Your answer should be the lines of the data below that contain "label".

[Opening Material supplied section]

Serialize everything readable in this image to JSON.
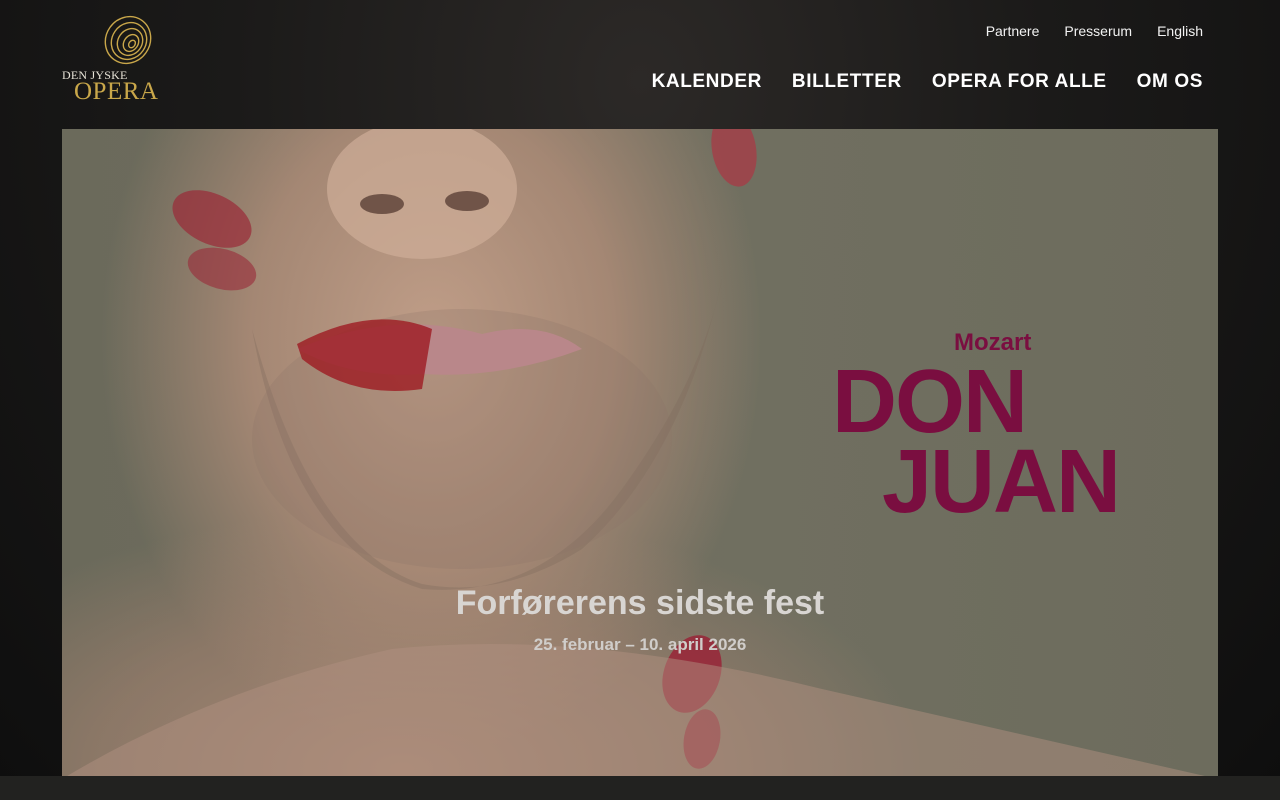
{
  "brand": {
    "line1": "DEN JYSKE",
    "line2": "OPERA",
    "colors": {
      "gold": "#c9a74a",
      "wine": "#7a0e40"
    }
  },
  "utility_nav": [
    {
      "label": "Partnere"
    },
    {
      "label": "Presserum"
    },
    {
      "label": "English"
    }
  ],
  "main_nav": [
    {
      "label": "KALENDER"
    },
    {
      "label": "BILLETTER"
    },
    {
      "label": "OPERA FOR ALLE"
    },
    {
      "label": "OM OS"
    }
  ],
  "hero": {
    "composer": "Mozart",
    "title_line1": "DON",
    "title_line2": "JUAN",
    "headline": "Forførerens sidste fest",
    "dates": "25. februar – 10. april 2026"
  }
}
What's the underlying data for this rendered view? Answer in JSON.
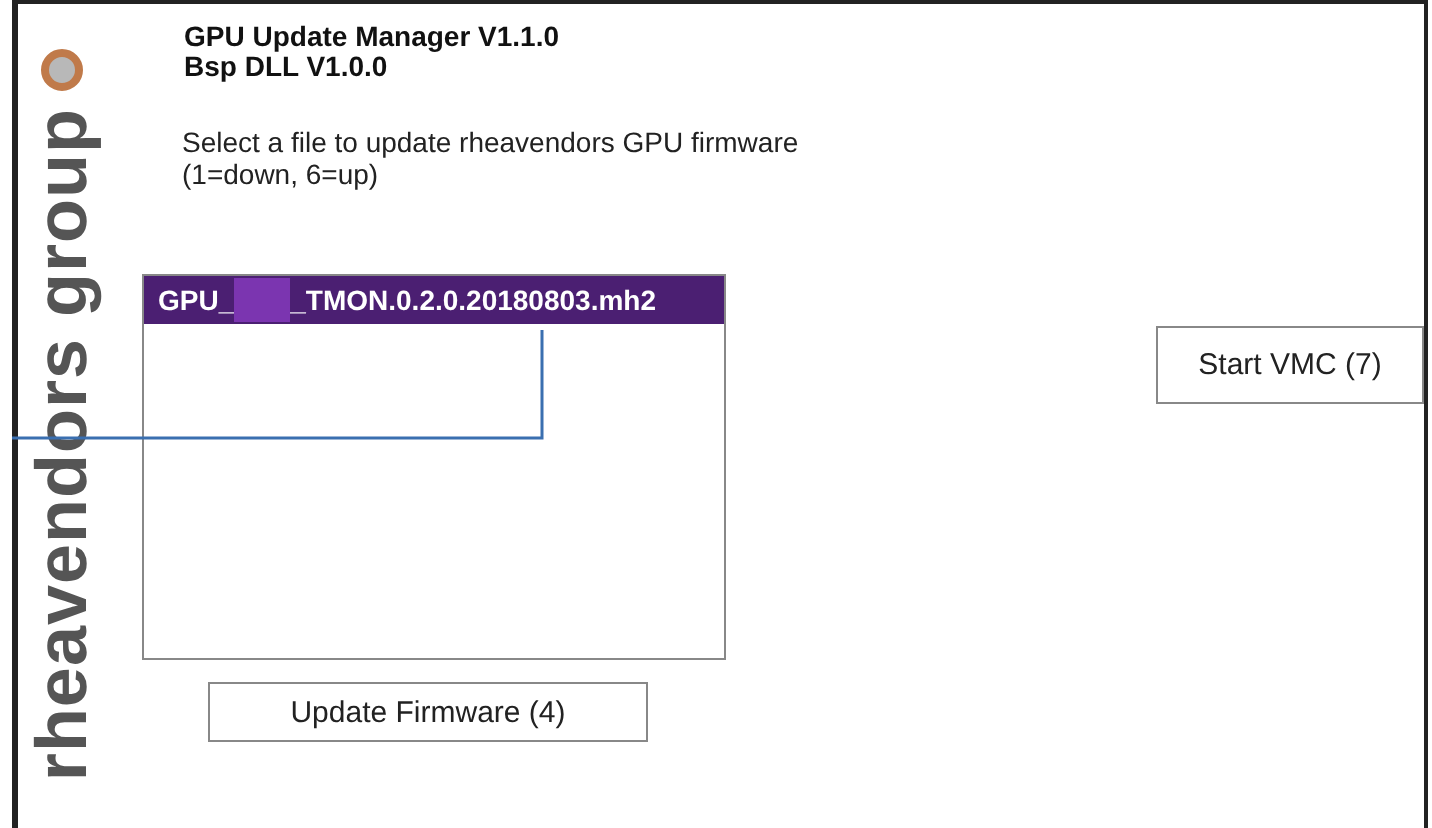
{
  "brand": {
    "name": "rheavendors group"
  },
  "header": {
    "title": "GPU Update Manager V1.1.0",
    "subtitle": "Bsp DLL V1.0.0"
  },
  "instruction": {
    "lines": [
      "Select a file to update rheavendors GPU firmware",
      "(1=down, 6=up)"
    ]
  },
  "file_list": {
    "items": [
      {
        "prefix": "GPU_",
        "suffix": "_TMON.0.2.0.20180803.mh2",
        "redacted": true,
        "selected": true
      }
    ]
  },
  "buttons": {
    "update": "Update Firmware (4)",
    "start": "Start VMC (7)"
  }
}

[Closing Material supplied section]

**Answer section**
      "label": "Partnere"
      "label": "Presserum"
      "label": "English"
      "label": "KALENDER"
      "label": "BILLETTER"
      "label": "OPERA FOR ALLE"
      "label": "OM OS"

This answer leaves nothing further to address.